I don't think I've written here explicitly about Zipcar but, if I did, you'd think it was a paid advertisement. I can't say enough good things about them and I'm a huge advocate for car sharing (though, if someone invented teleporting, I'd have to switch my stance…). I get regular email communications from them and fairly recently, they sent over a discount code for a hotel booking through an iPhone app called "Hotel Tonight."
Perhaps I'm atypical or maybe this is how I fit into the millennial sterotype, but I don't always book hotels. On at least a couple of occasions, I've gone with the AirBnB-type rental in lieu of a hotel and have been very happy. Additionally, when I do book hotels, I don't have a ton of brand affinity. Generally, I try to stay at nicer hotels but tend to find better deals at boutique hotels so I don't necessarily have Hilton points or anything like that I'm trying to rack up.
That said, Anthony and I were planning for a very abbreviated trip to Boston for my birthday and we were in the market for a hotel room. I had briefly looked at the AirBnB market and the pickings were pretty slim. On a whim, I decided to download the Hotel Tonight app. I think what immediately impressed me about this app is how streamlined it was to use. Many apps push you to create an account before you even start using the app. I typically dislike this approach because it's really a cheap way to gain users — you can say you have 1 million users but if most of them signed up once and then didn't continue to use your app later, what value was it to have those folks signed up?
I wanted to use my promo code so, prior to booking, I went to the tab that looks like one for profile information and loaded in all my pertinent information, including the promo code. Once the code is loaded into your account, it will be applied to your reservation at checkout. You don't have to do anything extra to apply it which is nice.
Additionally, another point to note is that you don't have a "hamburger" menu here that hides a whole bunch of options you couldn't figure out how to fit into your app. The options presented make it clear what Hotel Tonight is trying to do: get you to book with their hotel partners AND refer friends to Hotel Tonight to drive their download/membership/engagement numbers higher. Also, the error conditions — when you dont have wireless or cell signal, for example — are really well done.

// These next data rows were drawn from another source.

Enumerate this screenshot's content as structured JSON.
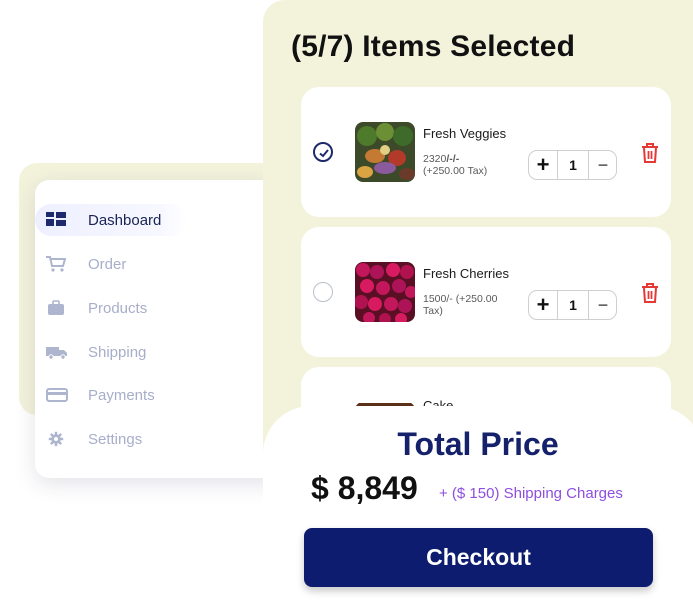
{
  "sidebar": {
    "items": [
      {
        "label": "Dashboard",
        "icon": "dashboard-icon",
        "active": true
      },
      {
        "label": "Order",
        "icon": "cart-icon",
        "active": false
      },
      {
        "label": "Products",
        "icon": "briefcase-icon",
        "active": false
      },
      {
        "label": "Shipping",
        "icon": "truck-icon",
        "active": false
      },
      {
        "label": "Payments",
        "icon": "credit-card-icon",
        "active": false
      },
      {
        "label": "Settings",
        "icon": "gear-icon",
        "active": false
      }
    ]
  },
  "cart": {
    "title": "(5/7) Items Selected",
    "items": [
      {
        "name": "Fresh Veggies",
        "price_main": "2320",
        "price_sep": "/-/-",
        "price_tax": "(+250.00 Tax)",
        "quantity": "1",
        "selected": true,
        "thumb_icon": "veggies-image"
      },
      {
        "name": "Fresh Cherries",
        "price": "1500/- (+250.00 Tax)",
        "quantity": "1",
        "selected": false,
        "thumb_icon": "cherries-image"
      },
      {
        "name": "Cake",
        "selected": false,
        "thumb_icon": "cake-image"
      }
    ],
    "stepper": {
      "plus": "+",
      "minus": "−"
    }
  },
  "summary": {
    "title": "Total Price",
    "amount": "$ 8,849",
    "shipping": "+ ($ 150) Shipping Charges",
    "checkout_label": "Checkout"
  },
  "colors": {
    "panel_bg": "#f3f3dc",
    "primary": "#0d1c6e",
    "accent_purple": "#8e4ee0",
    "delete_red": "#e53935",
    "muted_nav": "#a7aec9"
  }
}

One of the really neat things about this app is that you can track hotel prices for a given location over a certain period of time in which you want to book and Hotel Tonight will notify you if the prices have gone down. This was actually very helpful to me as I thought I had missed out on a deal but the next day received a notication that the prices were lower and, sure enough, the original hotel I wanted to book was available again.
The absolute best part of this app, however, is the integration with Apple Pay. Paying for your hotel is incredibly easy. After hitting the "Book Now" button on a listing, there is nothing left for you to enter. Because I've already entered all my information, the only thing left to do is pay. From the confirmation screen, I can see the dates I'm signing up for and the full price I'll be charged. Simply authenticating with my thumbprint is the last step and confirms that I am authorized to make this purchase.
In what has lately been a very busy time for me, I've found that apps that make my life easier have truly been vital. Hotel Tonight will definitely fall into that category and I wouldn't hesitate to use it again in the future. Competitors such as Expedia, for example, often do too much or try too hard to sell add ons/gimmicks rather than focusing on the right customer experience to make the act of booking travel less of an ordeal.